IT SEEMS like only yesterday when life was frenzied, harried and we realize now, also rather excessive. With each day, our to-do lists grew longer and became more and more implausible to get done.
Almost like running a race with no finish line. Or like climbing a mountain that becomes insurmountable through time. No wonder we were exhausted.
We thrive in the hive of never-ending goals, tasks and activities. At the end of the day, we feel prolific, effective, accomplished but also beat, burnt-out and broken down.
And then, all of a sudden, coronavirus happened. And just like that—we stopped—we stopped running the race that had no finish line. In our wildest dreams, we never imagined such a spectacle.
But it makes you realize that nothing is impossible.
Overnight, our lives were overturned, our plans upended. The world stopped. Wildlife, unviewed, undisturbed, uninterrupted, reproduced. The skies breathed. The mountains became visible—once more. And if only for a brief moment in time, the streets were silent and free of fumes. For me, those moments were golden.
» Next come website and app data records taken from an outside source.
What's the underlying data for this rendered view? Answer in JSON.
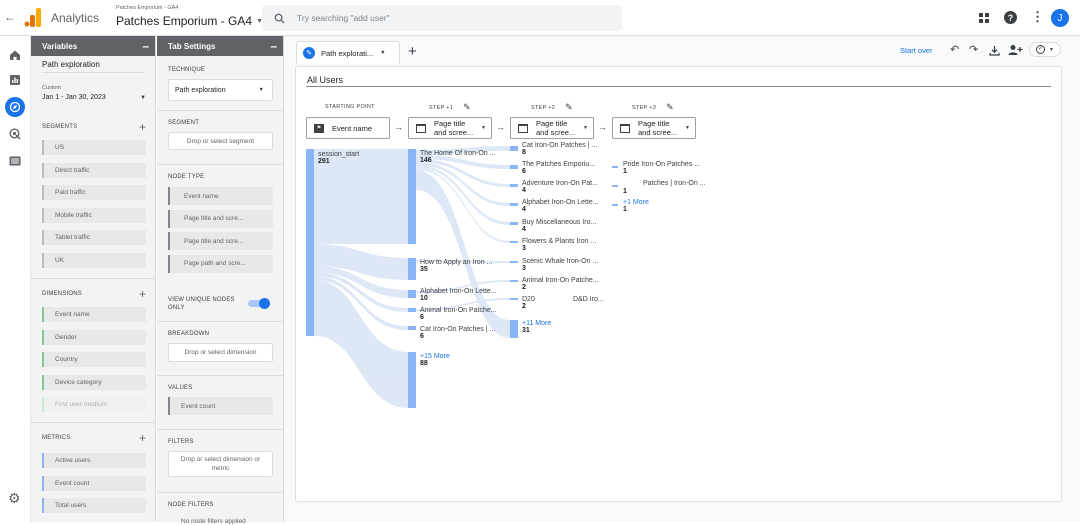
{
  "header": {
    "product": "Analytics",
    "account_small": "Patches Emporium - GA4",
    "property_title": "Patches Emporium - GA4",
    "search_placeholder": "Try searching \"add user\"",
    "avatar_letter": "J"
  },
  "colors": {
    "accent": "#1a73e8",
    "brand_orange": "#f9ab00",
    "node_bar": "#8ab4f8",
    "flow": "#dde6f6"
  },
  "variables": {
    "title": "Variables",
    "exploration_name": "Path exploration",
    "date_label": "Custom",
    "date_value": "Jan 1 - Jan 30, 2023",
    "segments_label": "SEGMENTS",
    "segments": [
      "US",
      "Direct traffic",
      "Paid traffic",
      "Mobile traffic",
      "Tablet traffic",
      "UK"
    ],
    "dimensions_label": "DIMENSIONS",
    "dimensions": [
      "Event name",
      "Gender",
      "Country",
      "Device category",
      "First user medium"
    ],
    "metrics_label": "METRICS",
    "metrics": [
      "Active users",
      "Event count",
      "Total users"
    ]
  },
  "tab_settings": {
    "title": "Tab Settings",
    "technique_label": "TECHNIQUE",
    "technique_value": "Path exploration",
    "segment_label": "SEGMENT",
    "segment_drop": "Drop or select segment",
    "node_type_label": "NODE TYPE",
    "node_types": [
      "Event name",
      "Page title and scre...",
      "Page title and scre...",
      "Page path and scre..."
    ],
    "view_unique": "VIEW UNIQUE NODES ONLY",
    "breakdown_label": "BREAKDOWN",
    "breakdown_drop": "Drop or select dimension",
    "values_label": "VALUES",
    "values_item": "Event count",
    "filters_label": "FILTERS",
    "filters_drop": "Drop or select dimension or metric",
    "node_filters_label": "NODE FILTERS",
    "node_filters_text": "No node filters applied"
  },
  "toolbar": {
    "tab_label": "Path explorati...",
    "start_over": "Start over"
  },
  "exploration": {
    "segment_title": "All Users",
    "steps": {
      "start_header": "STARTING POINT",
      "step1_header": "STEP +1",
      "step2_header": "STEP +2",
      "step3_header": "STEP +3",
      "start_select": "Event name",
      "step_select_l1": "Page title",
      "step_select_l2": "and scree..."
    },
    "start_node": {
      "label": "session_start",
      "value": "291"
    },
    "step1": [
      {
        "label": "The Home Of Iron-On ...",
        "value": "146"
      },
      {
        "label": "How to Apply an Iron ...",
        "value": "35"
      },
      {
        "label": "Alphabet Iron-On Lette...",
        "value": "10"
      },
      {
        "label": "Animal Iron-On Patche...",
        "value": "6"
      },
      {
        "label": "Cat Iron-On Patches | ...",
        "value": "6"
      }
    ],
    "step1_more": {
      "label": "+15 More",
      "value": "88"
    },
    "step2": [
      {
        "label": "Cat Iron-On Patches | ...",
        "value": "8"
      },
      {
        "label": "The Patches Emporiu...",
        "value": "6"
      },
      {
        "label": "Adventure Iron-On Pat...",
        "value": "4"
      },
      {
        "label": "Alphabet Iron-On Lette...",
        "value": "4"
      },
      {
        "label": "Buy Miscellaneous Iro...",
        "value": "4"
      },
      {
        "label": "Flowers & Plants Iron ...",
        "value": "3"
      },
      {
        "label": "Scenic Whale Iron-On ...",
        "value": "3"
      },
      {
        "label": "Animal Iron-On Patche...",
        "value": "2"
      },
      {
        "label": "D20",
        "value": "2"
      }
    ],
    "step2_extra_label": "D&D Iro...",
    "step2_more": {
      "label": "+11 More",
      "value": "31"
    },
    "step3": [
      {
        "label": "Pride Iron-On Patches ...",
        "value": "1"
      },
      {
        "label": "",
        "value": "1"
      }
    ],
    "step3_extra_label": "Patches | Iron-On ...",
    "step3_more": {
      "label": "+1 More",
      "value": "1"
    }
  }
}
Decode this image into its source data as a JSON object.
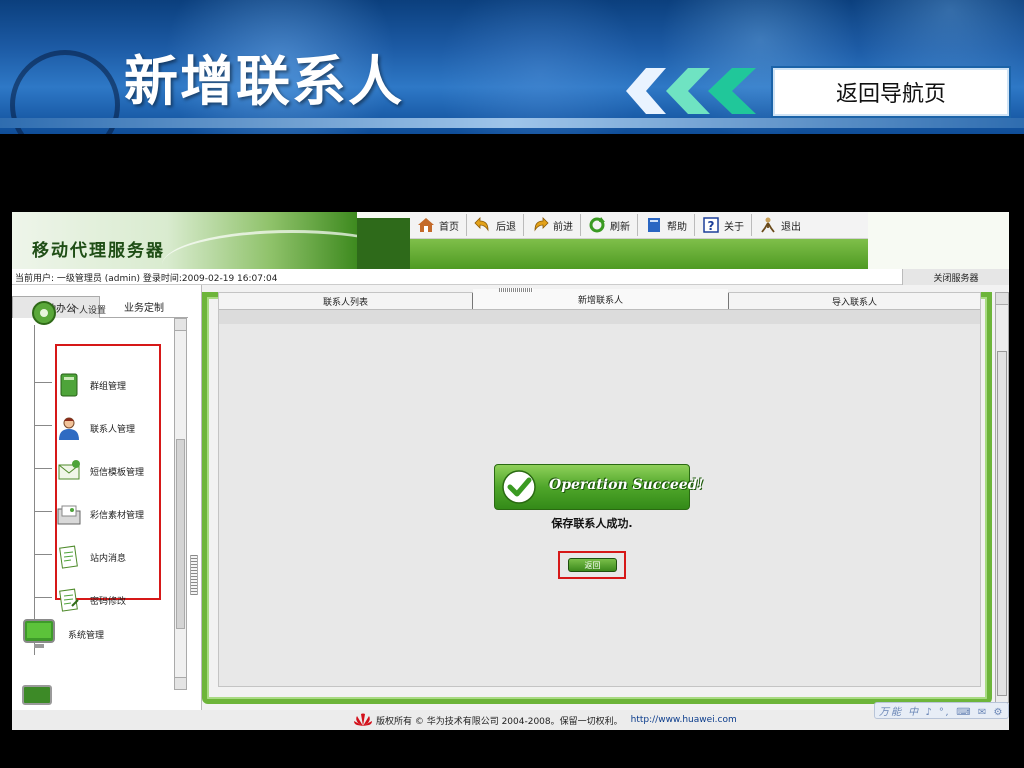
{
  "slide": {
    "title": "新增联系人",
    "nav_back_label": "返回导航页"
  },
  "app": {
    "logo_text": "移动代理服务器",
    "toolbar": [
      {
        "label": "首页",
        "icon": "home-icon"
      },
      {
        "label": "后退",
        "icon": "back-arrow-icon"
      },
      {
        "label": "前进",
        "icon": "forward-arrow-icon"
      },
      {
        "label": "刷新",
        "icon": "refresh-icon"
      },
      {
        "label": "帮助",
        "icon": "help-book-icon"
      },
      {
        "label": "关于",
        "icon": "question-icon"
      },
      {
        "label": "退出",
        "icon": "exit-person-icon"
      }
    ],
    "status": {
      "user_info": "当前用户: 一级管理员 (admin) 登录时间:2009-02-19 16:07:04",
      "close_server": "关闭服务器"
    },
    "sidebar": {
      "tabs": [
        "移动办公",
        "业务定制"
      ],
      "section_label": "个人设置",
      "items": [
        {
          "label": "群组管理",
          "icon": "group-book-icon"
        },
        {
          "label": "联系人管理",
          "icon": "contact-person-icon"
        },
        {
          "label": "短信模板管理",
          "icon": "sms-envelope-icon"
        },
        {
          "label": "彩信素材管理",
          "icon": "mms-folder-icon"
        },
        {
          "label": "站内消息",
          "icon": "message-note-icon"
        },
        {
          "label": "密码修改",
          "icon": "password-note-icon"
        }
      ],
      "system_item": {
        "label": "系统管理",
        "icon": "monitor-icon"
      }
    },
    "tabs": [
      "联系人列表",
      "新增联系人",
      "导入联系人"
    ],
    "active_tab": "新增联系人",
    "result": {
      "badge_text": "Operation Succeed!",
      "message": "保存联系人成功.",
      "back_button": "返回"
    },
    "footer": {
      "copyright": "版权所有 © 华为技术有限公司 2004-2008。保留一切权利。",
      "url": "http://www.huawei.com"
    },
    "ime_text": "万能 中 ♪ °, ⌨ ✉ ⚙"
  },
  "colors": {
    "banner_blue": "#1c5aa4",
    "app_green": "#4e9a22",
    "highlight_red": "#d61818"
  }
}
Never in our wildest dreams did we imagine being in the midst of a pandemic.
Sometimes, we need to push the pause button. The pandemic did it for us. And perhaps, we should be grateful. Because for what it’s worth, this pandemic has allowed us to pause and ponder—about what, in the end, really matters.
Sheltering at home, we went on cleaning sprees that uncovered a treasure trove of unused or barely-used stuff gathering dust in our shelves—irrefutable proof of our lives of excess. And this gave birth to the still growing number of barter and trading sites online.
We live with so much excess yet we can actually live with so much less.
I know it’s not for everyone but I love this unexpected and extended season of no socials. Imagine the savings in the last five months from a life of only essential shopping.
I can almost hear my business maven sister saying, “Are you mad? These austerity measures are unbearable for the economy.”
But from a personal standpoint, the savings generated by this season of regulated movement and prohibited socializing is just remarkable.
I am loving this period of austerity.
But this pandemic has also brought us great loss and heartbreak. No doubt, we will carry this pain with us for the rest of our lives. But I hold on to the faith that no matter what happens, we will overcome.
It seems like only yesterday when I was running a race with no finish line. For me, it has always been—so many things to do, so little time.
Maybe, I don’t have to do it all—after all. Perhaps, I should just do the things that become me—not the ones that break me.
After all, it’s not just what we do. It’s also what we become.